Director and writer Subbaraj struggles to manage the twin conflicting tones that the narrative presents, with the stylised action comedy aspects of Suruli’s conflict with Sivadoss and his men clashing awkwardly with the issues concerning refugees and immigration that arise later in the film. This tonal confusion extends to Dhanush’s performance. In particular, his assured essaying of Suruli’s initial carefree nature contrasts noticeably with his less convincing depiction of the character’s more serious moments, such as his third act confrontation with Attila and subsequent internal conflict over his allegiances.
Whilst Subbaraj’s inclusion of thematically relevant issues of racism towards non-European immigrants in Britain and anti-refugee discrimination is to be commended, the ham-fisted and perfunctory way in which they are included only serves to undermine their relevance and effectiveness. For the majority of the film, Subbaraj side-lines these topics in favour of focusing on run of the mill action sequences that occasionally give the impression of a low production budget, as can be seen in a climactic assault on Sprott’s mansion. The combining of multiple subplots also results in the majority of them seeming abbreviated, such as Suruli’s rise to power under Sprott’s leadership. This seems strangely abrupt given the film’s lengthy running time. In addition, the romantic subplot between Suruli and Attila comes across as unconvincing, nott helped by both the lack of chemistry between Dhanush and Lekshmi and as the implausible narrative twist involving Attila that challenges Suruli’s loyalties.
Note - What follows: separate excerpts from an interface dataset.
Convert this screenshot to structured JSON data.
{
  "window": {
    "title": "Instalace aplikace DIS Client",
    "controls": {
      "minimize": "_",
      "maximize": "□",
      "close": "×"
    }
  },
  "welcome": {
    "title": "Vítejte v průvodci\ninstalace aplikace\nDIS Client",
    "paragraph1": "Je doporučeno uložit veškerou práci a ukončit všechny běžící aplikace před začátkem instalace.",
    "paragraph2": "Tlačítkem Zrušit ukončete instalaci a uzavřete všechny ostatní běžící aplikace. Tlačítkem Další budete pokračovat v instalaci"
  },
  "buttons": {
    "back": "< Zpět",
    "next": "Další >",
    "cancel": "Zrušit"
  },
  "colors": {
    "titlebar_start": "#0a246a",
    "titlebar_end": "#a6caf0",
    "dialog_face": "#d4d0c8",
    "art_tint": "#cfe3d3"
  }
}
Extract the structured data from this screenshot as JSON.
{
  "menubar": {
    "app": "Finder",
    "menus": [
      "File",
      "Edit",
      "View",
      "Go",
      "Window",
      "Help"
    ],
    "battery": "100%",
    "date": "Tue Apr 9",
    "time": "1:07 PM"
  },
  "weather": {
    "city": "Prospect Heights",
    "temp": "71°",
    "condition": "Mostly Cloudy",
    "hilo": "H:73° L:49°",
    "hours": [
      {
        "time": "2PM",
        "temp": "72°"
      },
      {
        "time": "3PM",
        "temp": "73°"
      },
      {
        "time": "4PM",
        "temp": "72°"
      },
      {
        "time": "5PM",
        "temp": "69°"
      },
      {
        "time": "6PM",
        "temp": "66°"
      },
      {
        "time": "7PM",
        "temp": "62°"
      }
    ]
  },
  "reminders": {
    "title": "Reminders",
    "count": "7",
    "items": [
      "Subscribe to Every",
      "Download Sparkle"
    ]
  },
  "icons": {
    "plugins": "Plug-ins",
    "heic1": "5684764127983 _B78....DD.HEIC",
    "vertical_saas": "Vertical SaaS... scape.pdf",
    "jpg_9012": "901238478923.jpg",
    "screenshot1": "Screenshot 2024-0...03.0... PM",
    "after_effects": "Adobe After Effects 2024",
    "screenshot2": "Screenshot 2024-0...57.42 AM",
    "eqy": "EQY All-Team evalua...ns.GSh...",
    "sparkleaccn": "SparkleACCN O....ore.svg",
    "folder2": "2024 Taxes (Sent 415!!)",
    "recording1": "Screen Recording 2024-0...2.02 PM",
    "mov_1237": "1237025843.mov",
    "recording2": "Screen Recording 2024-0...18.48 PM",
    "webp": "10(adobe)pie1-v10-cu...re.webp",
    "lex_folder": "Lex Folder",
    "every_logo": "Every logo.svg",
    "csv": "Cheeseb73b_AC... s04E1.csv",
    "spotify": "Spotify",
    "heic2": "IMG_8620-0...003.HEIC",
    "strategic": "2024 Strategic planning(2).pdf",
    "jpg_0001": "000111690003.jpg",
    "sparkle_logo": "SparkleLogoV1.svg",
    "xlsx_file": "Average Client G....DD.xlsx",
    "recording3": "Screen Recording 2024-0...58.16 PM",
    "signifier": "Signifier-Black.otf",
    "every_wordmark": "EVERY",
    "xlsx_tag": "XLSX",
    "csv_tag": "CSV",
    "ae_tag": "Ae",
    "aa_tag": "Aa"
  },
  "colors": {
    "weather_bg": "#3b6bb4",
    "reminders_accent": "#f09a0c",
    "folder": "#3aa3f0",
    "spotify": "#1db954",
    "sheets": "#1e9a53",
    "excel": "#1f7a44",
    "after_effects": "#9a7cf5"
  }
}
Fortunately, Cosmo and George provide the majority of the film’s highlights, with the latter coming across as effectively intimidating in his scenes with Dhanush. Cosmo is in his element as Sprott, providing a rough-hewn charisma to what could have been a one-dimensional racist villain and making the most of the opportunities the film gives him to go wild, whether that includes bellowing racist invective or wielding a shotgun and machete respectively.
Jagame Thandhiram aims to encompass a range of genres, from action comedy to crime thriller to social issues drama, but instead results in a sprawling jumble that fails to adequately realise any of them. Not even James Cosmo can lift the film to a level above mediocrity.
Available now on Netflix